● **Requirement**
Output all records verbatim.

__________

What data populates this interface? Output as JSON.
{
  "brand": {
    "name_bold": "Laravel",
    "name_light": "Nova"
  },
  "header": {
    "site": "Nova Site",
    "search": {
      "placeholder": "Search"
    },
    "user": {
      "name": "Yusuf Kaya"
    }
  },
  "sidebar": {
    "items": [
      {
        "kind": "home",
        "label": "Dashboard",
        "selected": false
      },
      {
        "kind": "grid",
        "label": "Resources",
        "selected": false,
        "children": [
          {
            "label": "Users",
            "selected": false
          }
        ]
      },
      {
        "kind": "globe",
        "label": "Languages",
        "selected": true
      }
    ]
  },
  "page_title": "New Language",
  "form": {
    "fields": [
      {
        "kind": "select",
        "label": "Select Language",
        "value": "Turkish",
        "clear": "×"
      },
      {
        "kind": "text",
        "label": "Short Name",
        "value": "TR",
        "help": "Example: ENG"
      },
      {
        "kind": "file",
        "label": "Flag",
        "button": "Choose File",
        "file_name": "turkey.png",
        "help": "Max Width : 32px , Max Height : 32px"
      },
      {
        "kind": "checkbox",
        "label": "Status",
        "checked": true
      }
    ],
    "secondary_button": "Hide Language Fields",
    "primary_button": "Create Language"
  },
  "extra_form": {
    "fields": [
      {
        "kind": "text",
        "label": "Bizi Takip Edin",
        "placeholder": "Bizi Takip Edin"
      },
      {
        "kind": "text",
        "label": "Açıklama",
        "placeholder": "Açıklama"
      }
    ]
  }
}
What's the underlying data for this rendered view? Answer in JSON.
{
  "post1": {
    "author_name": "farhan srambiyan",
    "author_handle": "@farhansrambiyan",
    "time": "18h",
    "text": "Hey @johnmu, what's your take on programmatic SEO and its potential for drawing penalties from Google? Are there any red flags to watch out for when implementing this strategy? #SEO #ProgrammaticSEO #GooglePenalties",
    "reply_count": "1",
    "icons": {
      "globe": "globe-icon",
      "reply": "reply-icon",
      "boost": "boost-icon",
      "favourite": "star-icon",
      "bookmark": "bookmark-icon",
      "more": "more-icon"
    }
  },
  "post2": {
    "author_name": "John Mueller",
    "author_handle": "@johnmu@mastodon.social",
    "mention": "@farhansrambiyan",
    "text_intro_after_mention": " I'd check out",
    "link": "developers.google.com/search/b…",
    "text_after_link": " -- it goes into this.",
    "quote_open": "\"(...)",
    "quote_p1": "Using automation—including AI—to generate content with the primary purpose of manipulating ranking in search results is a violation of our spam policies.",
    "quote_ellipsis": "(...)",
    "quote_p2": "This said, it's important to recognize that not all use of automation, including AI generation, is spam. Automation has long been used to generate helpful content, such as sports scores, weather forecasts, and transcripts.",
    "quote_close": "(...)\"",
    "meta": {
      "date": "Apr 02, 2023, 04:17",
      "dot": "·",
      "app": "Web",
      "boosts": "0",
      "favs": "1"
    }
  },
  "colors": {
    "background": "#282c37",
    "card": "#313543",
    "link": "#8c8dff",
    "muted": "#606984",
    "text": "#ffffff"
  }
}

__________

● **Reply to the exercise**
What data populates this interface? Output as JSON.
{
  "brand": {
    "name_bold": "Laravel",
    "name_light": "Nova"
  },
  "header": {
    "site": "Nova Site",
    "search": {
      "placeholder": "Search"
    },
    "user": {
      "name": "Yusuf Kaya"
    }
  },
  "sidebar": {
    "items": [
      {
        "kind": "home",
        "label": "Dashboard",
        "selected": false
      },
      {
        "kind": "grid",
        "label": "Resources",
        "selected": false,
        "children": [
          {
            "label": "Users",
            "selected": false
          }
        ]
      },
      {
        "kind": "globe",
        "label": "Languages",
        "selected": true
      }
    ]
  },
  "page_title": "New Language",
  "form": {
    "fields": [
      {
        "kind": "select",
        "label": "Select Language",
        "value": "Turkish",
        "clear": "×"
      },
      {
        "kind": "text",
        "label": "Short Name",
        "value": "TR",
        "help": "Example: ENG"
      },
      {
        "kind": "file",
        "label": "Flag",
        "button": "Choose File",
        "file_name": "turkey.png",
        "help": "Max Width : 32px , Max Height : 32px"
      },
      {
        "kind": "checkbox",
        "label": "Status",
        "checked": true
      }
    ],
    "secondary_button": "Hide Language Fields",
    "primary_button": "Create Language"
  },
  "extra_form": {
    "fields": [
      {
        "kind": "text",
        "label": "Bizi Takip Edin",
        "placeholder": "Bizi Takip Edin"
      },
      {
        "kind": "text",
        "label": "Açıklama",
        "placeholder": "Açıklama"
      }
    ]
  }
}
What's the underlying data for this rendered view? Answer in JSON.
{
  "post1": {
    "author_name": "farhan srambiyan",
    "author_handle": "@farhansrambiyan",
    "time": "18h",
    "text": "Hey @johnmu, what's your take on programmatic SEO and its potential for drawing penalties from Google? Are there any red flags to watch out for when implementing this strategy? #SEO #ProgrammaticSEO #GooglePenalties",
    "reply_count": "1",
    "icons": {
      "globe": "globe-icon",
      "reply": "reply-icon",
      "boost": "boost-icon",
      "favourite": "star-icon",
      "bookmark": "bookmark-icon",
      "more": "more-icon"
    }
  },
  "post2": {
    "author_name": "John Mueller",
    "author_handle": "@johnmu@mastodon.social",
    "mention": "@farhansrambiyan",
    "text_intro_after_mention": " I'd check out",
    "link": "developers.google.com/search/b…",
    "text_after_link": " -- it goes into this.",
    "quote_open": "\"(...)",
    "quote_p1": "Using automation—including AI—to generate content with the primary purpose of manipulating ranking in search results is a violation of our spam policies.",
    "quote_ellipsis": "(...)",
    "quote_p2": "This said, it's important to recognize that not all use of automation, including AI generation, is spam. Automation has long been used to generate helpful content, such as sports scores, weather forecasts, and transcripts.",
    "quote_close": "(...)\"",
    "meta": {
      "date": "Apr 02, 2023, 04:17",
      "dot": "·",
      "app": "Web",
      "boosts": "0",
      "favs": "1"
    }
  },
  "colors": {
    "background": "#282c37",
    "card": "#313543",
    "link": "#8c8dff",
    "muted": "#606984",
    "text": "#ffffff"
  }
}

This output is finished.